Finally, the injured person, or the family of a person killed in an incident, must file a so-called LS-203 form. This form is the Department of Labor’s claim form for compensation. On that form, you are able to give the details of your injury. The form should be filed with the Department of Labor’s Office of Workers’ Compensation Programs, and it should be filed within one year of the accident.
7 Tips For Filing a Defense Base Act Claim
- In the “zone of danger,” you can still receive Defense Base Act compensation even if you were not actually working at the time you were injured. Unlike other workers’ compensation plans, the Defense Base Act does not necessarily require that a person is working at the time of the injury in order to receive benefits. The Act acknowledges that civilians on military bases, particularly in war zones like Iraq and Afghanistan, are in constant danger. Accordingly, you are eligible for workers’ compensation benefits even if you were injured during off-duty hours.
- Inform your supervisor immediately, and get it in writing. Immediately after an injury, you should notify your supervisor. Yet, also be sure to send an email to your supervisor. That is helpful because, later on, you will likely need proof as to whether, and when, you notified your employer.
- Keep track of all of your income, including bonuses. The compensation you receive through the Defense Base Act is calculated based upon your pre-injury wages. If you fail to report all of the income you earned on the job, then you are short-changing yourself of the compensation you deserve. Accordingly, keep track of all income, from any source, like bonuses.
- Go to the doctor you choose, not the insurance company’s doctor. Upon filing a claim, the insurance company will likely recommend a physician. While that is helpful on the insurance company’s part, the Defense Base Act allows you to use your own physician. So, go to the best doctor you can find close to where you live.
- Be diligent in gathering evidence to support your claim. The better you can support what happened in the incident, and the extent of your injuries, the better your compensation will be. With that in mind, do not forget to make a list of witnesses to the accident, with their contact information. Be sure to keep a diary of all the medical treatment you receive overseas. Also, try to get all medical records (including x-rays, MRI images, etc.) from all overseas medical providers.
- Be honest about your injury. Do not take the risk that your claim will be denied by exaggerating your injury to your doctor or to the insurance company. Having a pre-existing condition prior to the injury does not mean that you will not get compensation. Under the Defense Base Act, insurance will still cover injuries that worsen a previous injury.

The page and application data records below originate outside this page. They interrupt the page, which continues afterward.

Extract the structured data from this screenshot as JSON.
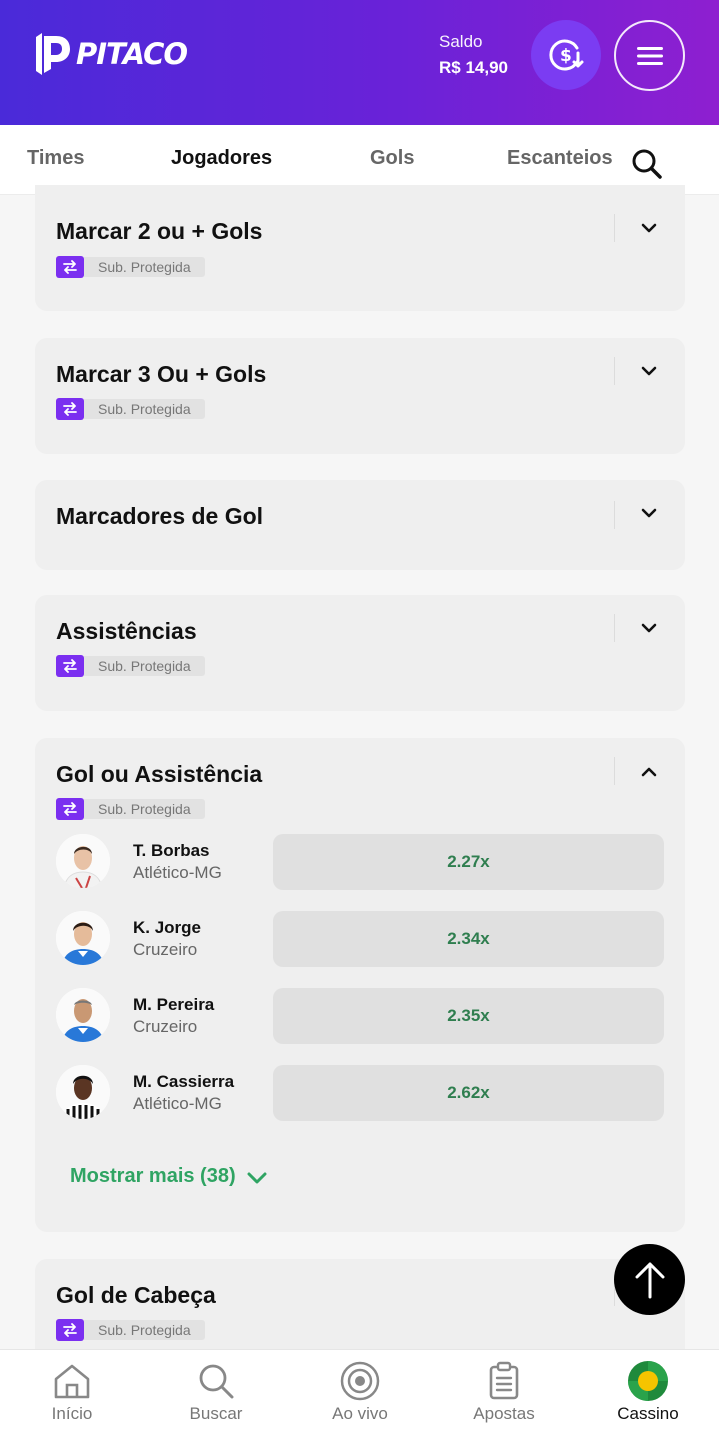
{
  "header": {
    "logo_text": "PITACO",
    "balance_label": "Saldo",
    "balance_value": "R$ 14,90",
    "deposit_icon": "dollar-deposit-icon",
    "menu_icon": "hamburger-icon",
    "colors": {
      "gradient_start": "#4a2ad9",
      "gradient_end": "#8e1fd0"
    }
  },
  "tabs": [
    {
      "label": "Times",
      "active": false
    },
    {
      "label": "Jogadores",
      "active": true
    },
    {
      "label": "Gols",
      "active": false
    },
    {
      "label": "Escanteios",
      "active": false
    }
  ],
  "markets": [
    {
      "title": "Marcar 2 ou + Gols",
      "badge": "Sub. Protegida",
      "expanded": false
    },
    {
      "title": "Marcar 3 Ou + Gols",
      "badge": "Sub. Protegida",
      "expanded": false
    },
    {
      "title": "Marcadores de Gol",
      "badge": "",
      "expanded": false
    },
    {
      "title": "Assistências",
      "badge": "Sub. Protegida",
      "expanded": false
    },
    {
      "title": "Gol ou Assistência",
      "badge": "Sub. Protegida",
      "expanded": true,
      "players": [
        {
          "name": "T. Borbas",
          "team": "Atlético-MG",
          "odd": "2.27x"
        },
        {
          "name": "K. Jorge",
          "team": "Cruzeiro",
          "odd": "2.34x"
        },
        {
          "name": "M. Pereira",
          "team": "Cruzeiro",
          "odd": "2.35x"
        },
        {
          "name": "M. Cassierra",
          "team": "Atlético-MG",
          "odd": "2.62x"
        }
      ],
      "show_more": "Mostrar mais (38)"
    },
    {
      "title": "Gol de Cabeça",
      "badge": "Sub. Protegida",
      "expanded": false
    }
  ],
  "bottom_nav": [
    {
      "label": "Início",
      "icon": "home-icon",
      "active": false
    },
    {
      "label": "Buscar",
      "icon": "search-icon",
      "active": false
    },
    {
      "label": "Ao vivo",
      "icon": "live-icon",
      "active": false
    },
    {
      "label": "Apostas",
      "icon": "clipboard-icon",
      "active": false
    },
    {
      "label": "Cassino",
      "icon": "casino-icon",
      "active": true
    }
  ],
  "accent_color": "#7a22d8",
  "odd_text_color": "#2f7e4f",
  "show_more_color": "#2fa463"
}
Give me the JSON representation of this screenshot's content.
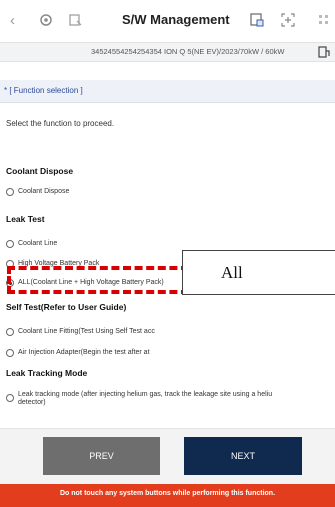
{
  "header": {
    "title": "S/W Management",
    "back_icon": "chevron-left-icon",
    "icons": [
      "settings-icon",
      "vehicle-connect-icon",
      "report-icon",
      "screenshot-icon",
      "grid-icon"
    ]
  },
  "vehicle_bar": {
    "vin_info": "34524554254254354 ION Q 5(NE EV)/2023/70kW / 60kW",
    "icon": "car-icon"
  },
  "section_header": "* [ Function selection ]",
  "instruction": "Select the function to proceed.",
  "groups": [
    {
      "title": "Coolant Dispose",
      "options": [
        {
          "label": "Coolant Dispose",
          "selected": false
        }
      ]
    },
    {
      "title": "Leak Test",
      "options": [
        {
          "label": "Coolant Line",
          "selected": false
        },
        {
          "label": "High Voltage Battery Pack",
          "selected": false
        },
        {
          "label": "ALL(Coolant Line + High Voltage Battery Pack)",
          "selected": true
        }
      ]
    },
    {
      "title": "Self Test(Refer to User Guide)",
      "options": [
        {
          "label": "Coolant Line Fitting(Test Using Self Test acc",
          "selected": false
        },
        {
          "label": "Air Injection Adapter(Begin the test after at",
          "selected": false
        }
      ]
    },
    {
      "title": "Leak Tracking Mode",
      "options": [
        {
          "label_line1": "Leak tracking mode (after injecting helium gas, track the leakage site using a heliu",
          "label_line2": "detector)",
          "selected": false
        }
      ]
    }
  ],
  "tooltip": "All",
  "buttons": {
    "prev": "PREV",
    "next": "NEXT"
  },
  "warning": "Do not touch any system buttons while performing this function.",
  "colors": {
    "warning_bg": "#e23d1c",
    "next_bg": "#0f2a4e",
    "prev_bg": "#6e6e6e",
    "highlight": "#d80000"
  }
}
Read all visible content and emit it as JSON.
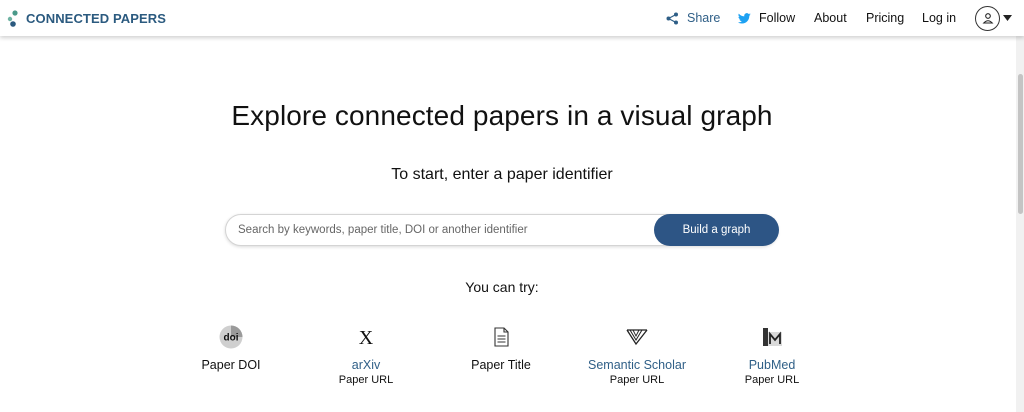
{
  "header": {
    "logo_text": "CONNECTED PAPERS",
    "nav": {
      "share": "Share",
      "follow": "Follow",
      "about": "About",
      "pricing": "Pricing",
      "login": "Log in"
    }
  },
  "main": {
    "title": "Explore connected papers in a visual graph",
    "subtitle": "To start, enter a paper identifier",
    "search": {
      "placeholder": "Search by keywords, paper title, DOI or another identifier",
      "value": ""
    },
    "build_button": "Build a graph",
    "try_label": "You can try:",
    "examples": [
      {
        "label": "Paper DOI",
        "sub": "",
        "icon": "doi-icon"
      },
      {
        "label": "arXiv",
        "sub": "Paper URL",
        "icon": "arxiv-icon"
      },
      {
        "label": "Paper Title",
        "sub": "",
        "icon": "document-icon"
      },
      {
        "label": "Semantic Scholar",
        "sub": "Paper URL",
        "icon": "semantic-scholar-icon"
      },
      {
        "label": "PubMed",
        "sub": "Paper URL",
        "icon": "pubmed-icon"
      }
    ]
  },
  "colors": {
    "brand": "#2b5a7f",
    "link": "#2f5f87",
    "button": "#2d5585",
    "logo_accent": "#4a9a8a"
  }
}
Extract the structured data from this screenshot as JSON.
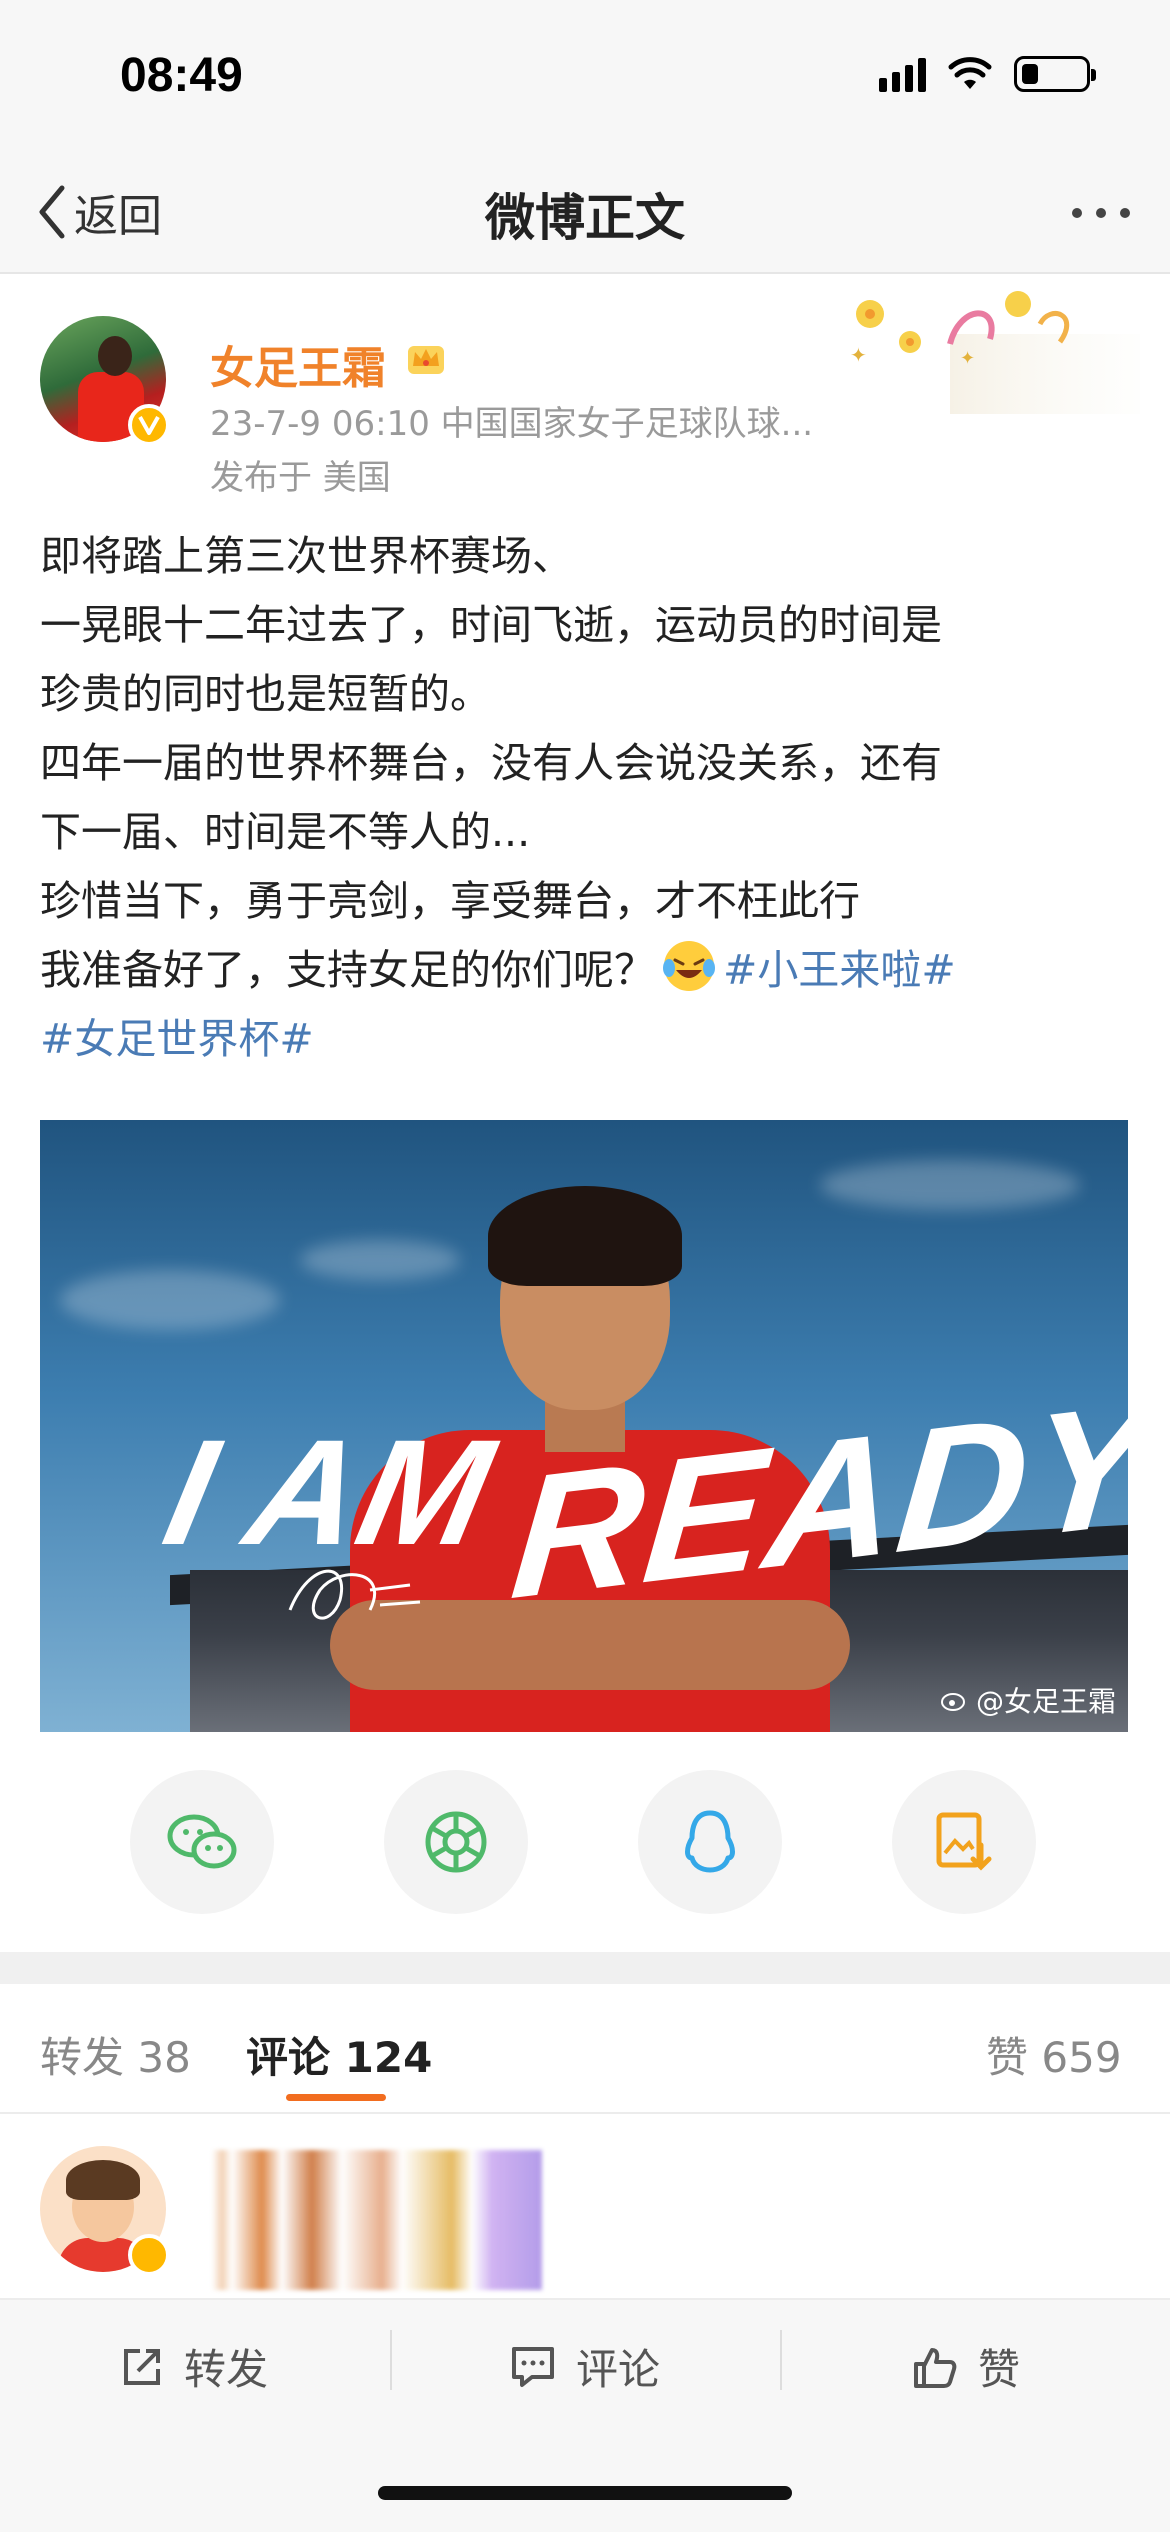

- Finally, get a lawyer. The best thing you can do to file an effective Defense Base Act claim is to contact a seasoned Defense Base Act attorney.
Doolittle & Tucker should be your go-to Defense Base Act attorneys. In Florida, we are the Defense Base Act experts, and our representation is no cost to you unless we obtain compensation for you. So, call for a free case review with one of our attorneys who specialize in Defense Base Act cases. You can reach us today by calling 904.396.1734.
We have certainly become Defense Base Act specialists because we “practice, practice, practice” every day. Accordingly, we will be in your corner to cut through the challenging Defense Base Act “process, process, process.